“Look, it was no supplement issue. I was offered a chance to win a million dollars in a weight class above, and obviously a lot of other guys felt the same way,” Fleury said of the suspensions. “They got a lot of middleweights and tried to make them light heavyweights, and a lot of guys used some ‘supplements’ to get there. And I was one of them. So no qualms, no f*cking bullsh*t here. Did what I did, suffered the consequences and here I am.”

Having competed for both the PFL and Bellator, Will Fleury might be seen as an interested observer of his former homes, who now fall under one banner. PFL purchased Bellator MMA last year; in February, they hosted the first crossover event between promotions, PFL vs. Bellator Champions in Saudi Arabia.

“There were some good fights that night, and I thought it was a little bit under-promoted. Johnny Eblen and Impa Kansanganay is a great fight, and it turned out to be a great fight,” Fleury said of the show. He just hopes the league does a better job of promoting its shows moving forward, noting that it comes down to the executives in charges.

“If the PFL are going to make this sustainable, they’re going to need to generate a lot more interest than that card generated. And I hope they can and I hope that it ends up being a sustainable thing for them and the fighters get paid well and the guys can keep getting the opportunity to showcase their skills. But the biggest thing to me is just how little buzz it generated considering some of the fights that were there.”

As for his own fight this Saturday in Birmingham, England, Fleury hopes it leads to something bigger — a title fight with his old training partner, Karlos Vemola.

“Myself and Karlos have a small bit of history, we trained at London Shooftfighters years ago,” Fleury recalled. “Back in 2014, I lived in London for a while, for about two years and i trained with Karlos a little bit.”

“One day we were sparring, he threw a huge overhand, he caught me with the overhand,” recalled Fleury, who admits he was wobbled a bit. “He shot a single leg. I was hopping on one leg defending the takedown, and my ankle just f*cking snapped.”

Ever since, “I’ve always wanted to get him back for that, and I’ve never had that opportunity and that’s just on ten years ago now.

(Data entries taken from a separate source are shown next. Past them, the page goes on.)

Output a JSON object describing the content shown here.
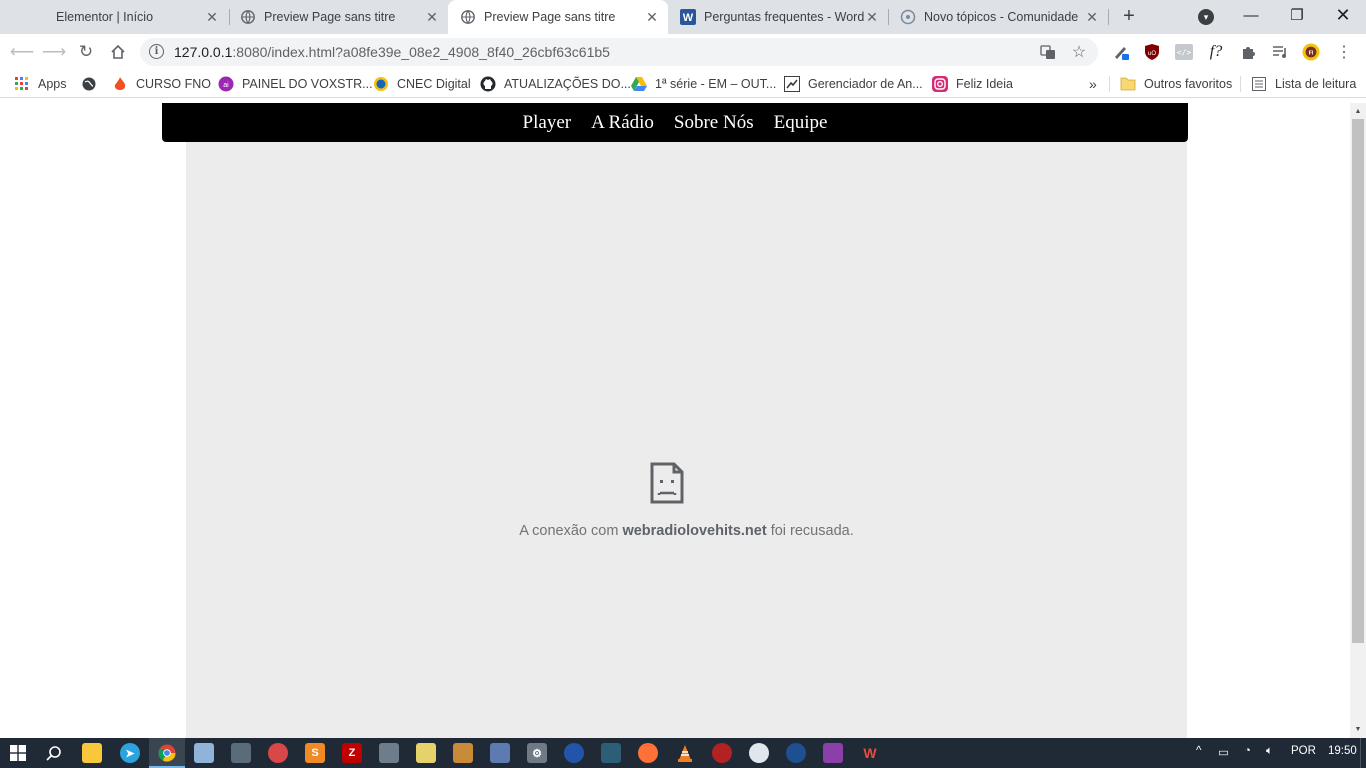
{
  "browser": {
    "tabs": [
      {
        "title": "Elementor | Início",
        "icon": "elementor-icon"
      },
      {
        "title": "Preview Page sans titre",
        "icon": "globe-icon"
      },
      {
        "title": "Preview Page sans titre",
        "icon": "globe-icon",
        "active": true
      },
      {
        "title": "Perguntas frequentes - WordPress",
        "icon": "word-icon"
      },
      {
        "title": "Novo tópicos - Comunidade",
        "icon": "community-icon"
      }
    ],
    "url_host": "127.0.0.1",
    "url_rest": ":8080/index.html?a08fe39e_08e2_4908_8f40_26cbf63c61b5"
  },
  "bookmarks": {
    "items": [
      {
        "label": "Apps",
        "icon": "apps-grid-icon"
      },
      {
        "label": "",
        "icon": "globe-dark-icon"
      },
      {
        "label": "CURSO FNO",
        "icon": "flame-icon"
      },
      {
        "label": "PAINEL DO VOXSTR...",
        "icon": "voxstream-icon"
      },
      {
        "label": "CNEC Digital",
        "icon": "cnec-icon"
      },
      {
        "label": "ATUALIZAÇÕES DO...",
        "icon": "github-icon"
      },
      {
        "label": "1ª série - EM – OUT...",
        "icon": "google-drive-icon"
      },
      {
        "label": "Gerenciador de An...",
        "icon": "ads-manager-icon"
      },
      {
        "label": "Feliz Ideia",
        "icon": "instagram-icon"
      }
    ],
    "more": "»",
    "other": "Outros favoritos",
    "reading_list": "Lista de leitura"
  },
  "site": {
    "nav": [
      "Player",
      "A Rádio",
      "Sobre Nós",
      "Equipe"
    ]
  },
  "error": {
    "prefix": "A conexão com ",
    "host": "webradiolovehits.net",
    "suffix": " foi recusada."
  },
  "taskbar": {
    "language": "POR",
    "time": "19:50"
  },
  "colors": {
    "tabstrip": "#dee1e6",
    "frame_bg": "#ececec",
    "nav_bg": "#000000",
    "taskbar": "#1f2a36"
  }
}
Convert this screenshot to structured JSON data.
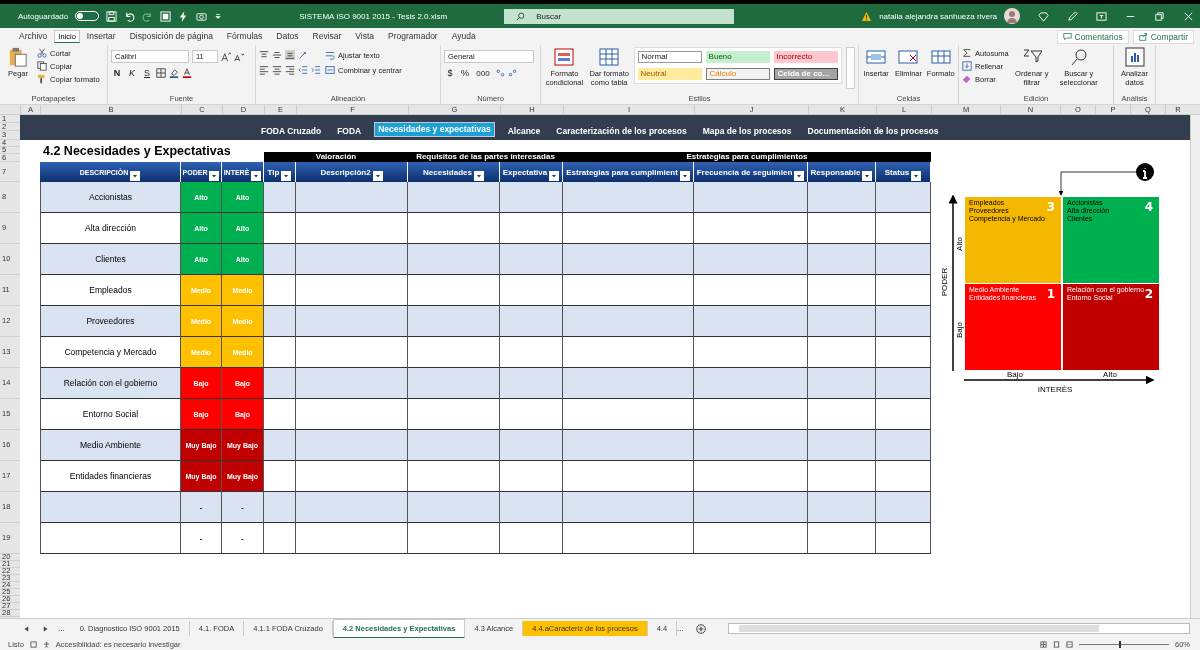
{
  "titlebar": {
    "autosave_label": "Autoguardado",
    "autosave_on": false,
    "title": "SISTEMA ISO 9001 2015 - Tesis 2.0.xlsm",
    "search_placeholder": "Buscar",
    "user": "natalia alejandra sanhueza rivera"
  },
  "menu": {
    "tabs": [
      {
        "label": "Archivo",
        "selected": false
      },
      {
        "label": "Inicio",
        "selected": true
      },
      {
        "label": "Insertar",
        "selected": false
      },
      {
        "label": "Disposición de página",
        "selected": false
      },
      {
        "label": "Fórmulas",
        "selected": false
      },
      {
        "label": "Datos",
        "selected": false
      },
      {
        "label": "Revisar",
        "selected": false
      },
      {
        "label": "Vista",
        "selected": false
      },
      {
        "label": "Programador",
        "selected": false
      },
      {
        "label": "Ayuda",
        "selected": false
      }
    ],
    "comments": "Comentarios",
    "share": "Compartir"
  },
  "ribbon": {
    "clipboard": {
      "paste": "Pegar",
      "cut": "Cortar",
      "copy": "Copiar",
      "format_painter": "Copiar formato",
      "label": "Portapapeles"
    },
    "font": {
      "name": "Calibri",
      "size": "11",
      "bold": "N",
      "italic": "K",
      "underline": "S",
      "label": "Fuente"
    },
    "alignment": {
      "wrap": "Ajustar texto",
      "merge": "Combinar y centrar",
      "label": "Alineación"
    },
    "number": {
      "format": "General",
      "currency": "$",
      "percent": "%",
      "thousands": "000",
      "label": "Número"
    },
    "styles": {
      "conditional": "Formato condicional",
      "as_table": "Dar formato como tabla",
      "label": "Estilos",
      "cells": [
        {
          "label": "Normal",
          "kind": "normal"
        },
        {
          "label": "Bueno",
          "kind": "good"
        },
        {
          "label": "Incorrecto",
          "kind": "bad"
        },
        {
          "label": "Neutral",
          "kind": "neutral"
        },
        {
          "label": "Cálculo",
          "kind": "calc"
        },
        {
          "label": "Celda de co...",
          "kind": "check"
        }
      ]
    },
    "cells": {
      "insert": "Insertar",
      "delete": "Eliminar",
      "format": "Formato",
      "label": "Celdas"
    },
    "editing": {
      "autosum": "Autosuma",
      "fill": "Rellenar",
      "clear": "Borrar",
      "sort": "Ordenar y filtrar",
      "find": "Buscar y seleccionar",
      "label": "Edición"
    },
    "analysis": {
      "analyze": "Analizar datos",
      "label": "Análisis"
    }
  },
  "column_letters": [
    "A",
    "B",
    "C",
    "D",
    "E",
    "F",
    "G",
    "H",
    "I",
    "J",
    "K",
    "L",
    "M",
    "N",
    "O",
    "P",
    "Q",
    "R"
  ],
  "row_numbers": [
    "1",
    "2",
    "3",
    "4",
    "5",
    "6",
    "7",
    "8",
    "9",
    "10",
    "11",
    "12",
    "13",
    "14",
    "15",
    "16",
    "17",
    "18",
    "19",
    "20",
    "21",
    "22",
    "23",
    "24",
    "25",
    "26",
    "27",
    "28"
  ],
  "nav": [
    {
      "label": "FODA Cruzado",
      "selected": false
    },
    {
      "label": "FODA",
      "selected": false
    },
    {
      "label": "Necesidades y expectativas",
      "selected": true
    },
    {
      "label": "Alcance",
      "selected": false
    },
    {
      "label": "Caracterización de los procesos",
      "selected": false
    },
    {
      "label": "Mapa de los procesos",
      "selected": false
    },
    {
      "label": "Documentación de los procesos",
      "selected": false
    }
  ],
  "heading": "4.2 Necesidades y Expectativas",
  "groups": [
    "Valoración",
    "Requisitos de las partes interesadas",
    "Estrategias para cumplimientos"
  ],
  "columns": [
    "DESCRIPCIÒN",
    "PODER",
    "INTERÈ",
    "Tip",
    "Descripciòn2",
    "Necesidades",
    "Expectativa",
    "Estrategias para cumplimient",
    "Frecuencia de seguimien",
    "Responsable",
    "Status"
  ],
  "rows": [
    {
      "description": "Accionistas",
      "poder": {
        "text": "Alto",
        "kind": "alto"
      },
      "interes": {
        "text": "Alto",
        "kind": "alto"
      }
    },
    {
      "description": "Alta dirección",
      "poder": {
        "text": "Alto",
        "kind": "alto"
      },
      "interes": {
        "text": "Alto",
        "kind": "alto"
      }
    },
    {
      "description": "Clientes",
      "poder": {
        "text": "Alto",
        "kind": "alto"
      },
      "interes": {
        "text": "Alto",
        "kind": "alto"
      }
    },
    {
      "description": "Empleados",
      "poder": {
        "text": "Medio",
        "kind": "medio"
      },
      "interes": {
        "text": "Medio",
        "kind": "medio"
      }
    },
    {
      "description": "Proveedores",
      "poder": {
        "text": "Medio",
        "kind": "medio"
      },
      "interes": {
        "text": "Medio",
        "kind": "medio"
      }
    },
    {
      "description": "Competencia y Mercado",
      "poder": {
        "text": "Medio",
        "kind": "medio"
      },
      "interes": {
        "text": "Medio",
        "kind": "medio"
      }
    },
    {
      "description": "Relación con el gobierno",
      "poder": {
        "text": "Bajo",
        "kind": "bajo"
      },
      "interes": {
        "text": "Bajo",
        "kind": "bajo"
      }
    },
    {
      "description": "Entorno Social",
      "poder": {
        "text": "Bajo",
        "kind": "bajo"
      },
      "interes": {
        "text": "Bajo",
        "kind": "bajo"
      }
    },
    {
      "description": "Medio Ambiente",
      "poder": {
        "text": "Muy Bajo",
        "kind": "muy_bajo"
      },
      "interes": {
        "text": "Muy Bajo",
        "kind": "muy_bajo"
      }
    },
    {
      "description": "Entidades financieras",
      "poder": {
        "text": "Muy Bajo",
        "kind": "muy_bajo"
      },
      "interes": {
        "text": "Muy Bajo",
        "kind": "muy_bajo"
      }
    },
    {
      "poder": {
        "text": "-",
        "kind": "none"
      },
      "interes": {
        "text": "-",
        "kind": "none"
      }
    },
    {
      "poder": {
        "text": "-",
        "kind": "none"
      },
      "interes": {
        "text": "-",
        "kind": "none"
      }
    }
  ],
  "matrix": {
    "y_axis": "PODER",
    "y_high": "Alto",
    "y_low": "Bajo",
    "x_axis": "INTERÈS",
    "x_low": "Bajo",
    "x_high": "Alto",
    "quadrants": [
      {
        "number": "3",
        "color": "#f5b800",
        "items": [
          "Empleados",
          "Proveedores",
          "Competencia y Mercado"
        ]
      },
      {
        "number": "4",
        "color": "#00b050",
        "items": [
          "Accionistas",
          "Alta dirección",
          "Clientes"
        ]
      },
      {
        "number": "1",
        "color": "#ff0000",
        "items": [
          "Medio Ambiente",
          "Entidades financieras"
        ]
      },
      {
        "number": "2",
        "color": "#c00000",
        "items": [
          "Relación con el gobierno",
          "Entorno Social"
        ]
      }
    ]
  },
  "sheet_tabs": {
    "more_left": "...",
    "more_right": "...",
    "tabs": [
      {
        "label": "0. Diagnostico ISO 9001 2015",
        "selected": false
      },
      {
        "label": "4.1. FODA",
        "selected": false
      },
      {
        "label": "4.1.1 FODA Cruzado",
        "selected": false
      },
      {
        "label": "4.2 Necesidades y Expectativas",
        "selected": true
      },
      {
        "label": "4.3 Alcance",
        "selected": false
      },
      {
        "label": "4.4.aCaracteriz de los procesos",
        "selected": false,
        "color": "#ffc000"
      },
      {
        "label": "4.4",
        "selected": false
      }
    ]
  },
  "status": {
    "ready": "Listo",
    "accessibility": "Accesibilidad: es necesario investigar",
    "zoom": "60%",
    "level": 0.45
  }
}
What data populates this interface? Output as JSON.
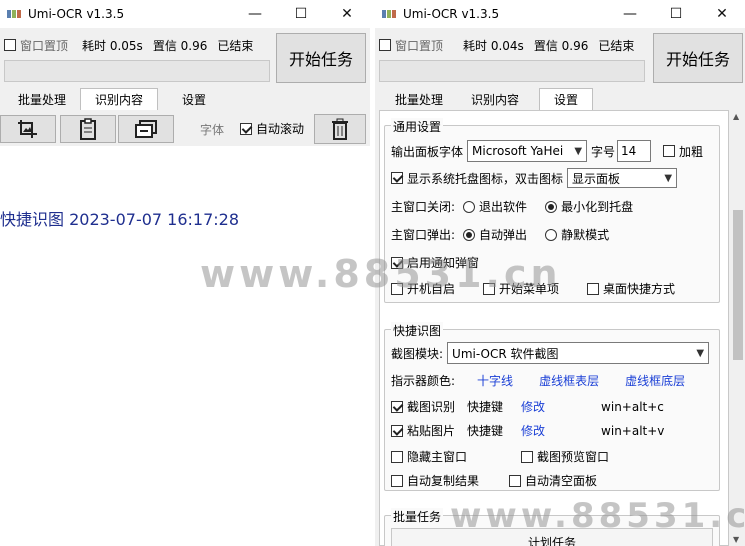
{
  "left_window": {
    "title": "Umi-OCR v1.3.5",
    "pin_label": "窗口置顶",
    "time": "耗时 0.05s",
    "confidence": "置信 0.96",
    "status": "已结束",
    "start_label": "开始任务",
    "tabs": [
      "批量处理",
      "识别内容",
      "设置"
    ],
    "font_label": "字体",
    "autoscroll_label": "自动滚动",
    "ocr_text": "快捷识图 2023-07-07 16:17:28"
  },
  "right_window": {
    "title": "Umi-OCR v1.3.5",
    "pin_label": "窗口置顶",
    "time": "耗时 0.04s",
    "confidence": "置信 0.96",
    "status": "已结束",
    "start_label": "开始任务",
    "tabs": [
      "批量处理",
      "识别内容",
      "设置"
    ],
    "general": {
      "title": "通用设置",
      "font_label": "输出面板字体",
      "font_value": "Microsoft YaHei",
      "size_label": "字号",
      "size_value": "14",
      "bold_label": "加粗",
      "tray_label": "显示系统托盘图标，双击图标",
      "tray_value": "显示面板",
      "close_label": "主窗口关闭:",
      "close_opt1": "退出软件",
      "close_opt2": "最小化到托盘",
      "popup_label": "主窗口弹出:",
      "popup_opt1": "自动弹出",
      "popup_opt2": "静默模式",
      "notify_label": "启用通知弹窗",
      "autostart_label": "开机自启",
      "startmenu_label": "开始菜单项",
      "desktop_label": "桌面快捷方式"
    },
    "quick": {
      "title": "快捷识图",
      "module_label": "截图模块:",
      "module_value": "Umi-OCR 软件截图",
      "indicator_label": "指示器颜色:",
      "color1": "十字线",
      "color2": "虚线框表层",
      "color3": "虚线框底层",
      "shot_label": "截图识别",
      "hotkey_label": "快捷键",
      "modify_label": "修改",
      "shot_keys": "win+alt+c",
      "paste_label": "粘贴图片",
      "paste_keys": "win+alt+v",
      "hide_label": "隐藏主窗口",
      "preview_label": "截图预览窗口",
      "copy_label": "自动复制结果",
      "clear_label": "自动清空面板"
    },
    "batch": {
      "title": "批量任务",
      "plan_label": "计划任务"
    }
  },
  "watermark": "www.88531.cn",
  "colors": {
    "link": "#1a3fd6",
    "ocr_text": "#1f2f8f"
  }
}
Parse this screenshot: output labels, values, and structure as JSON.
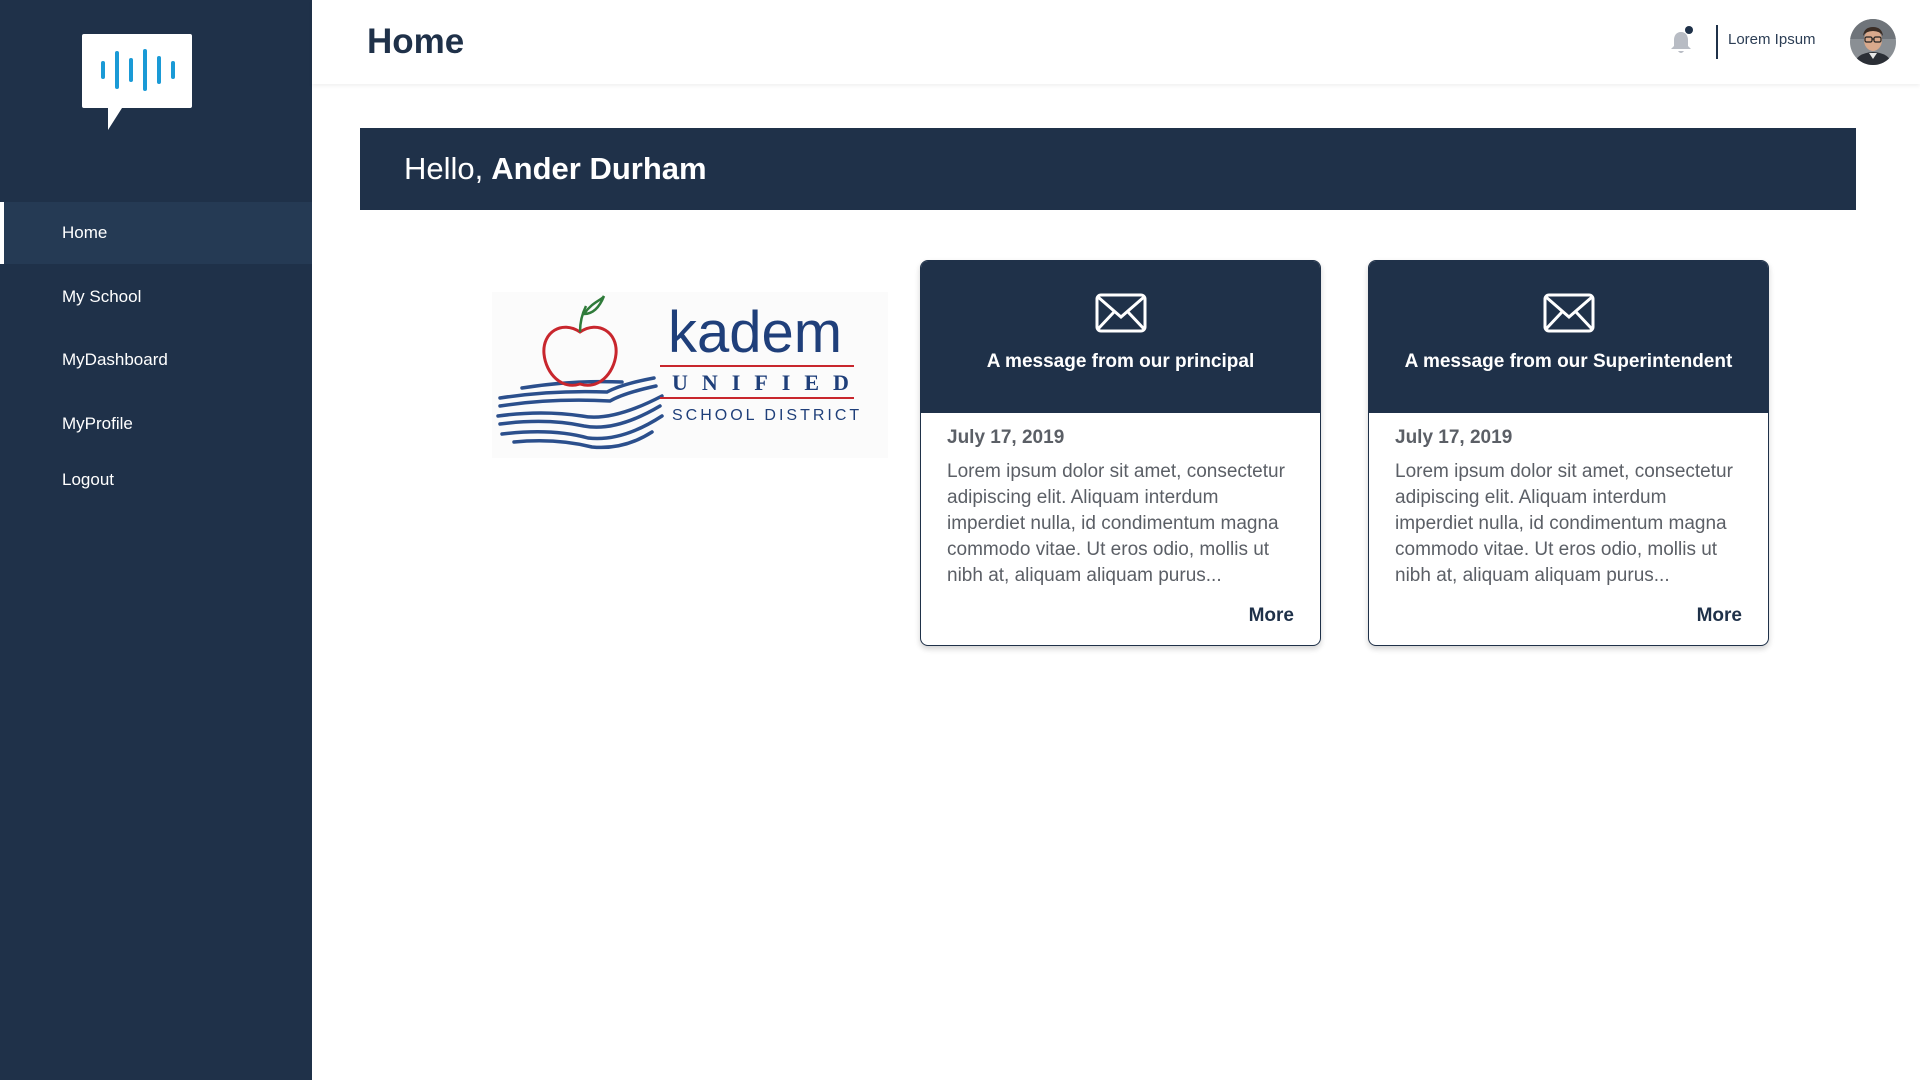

To me, I would absolutely love that fight, he continued. “Obviously I have to go in and smash Dan Škvor first, that’s goal number one right now. I know he’s [Vemola] got a fight with Attila [Vegh] lined up, but man if Oktagon can get that story out, mold it and push it, I’m on a level where I can smash him. I understand why he’s probably not going to do it, but at the same time if I can create a bit of a buzz and get it going, who the f*ck knows what could happen.”

Should that fight not be in the offing, a tournament to crown a new champion would be of interest. “If not, yeah cool, let’s do a tournament. Let’s do something like that. I’m more than happy to go and take out everybody in this division.”

Watch our full interview with Oktagon 56’s Will Fleury above.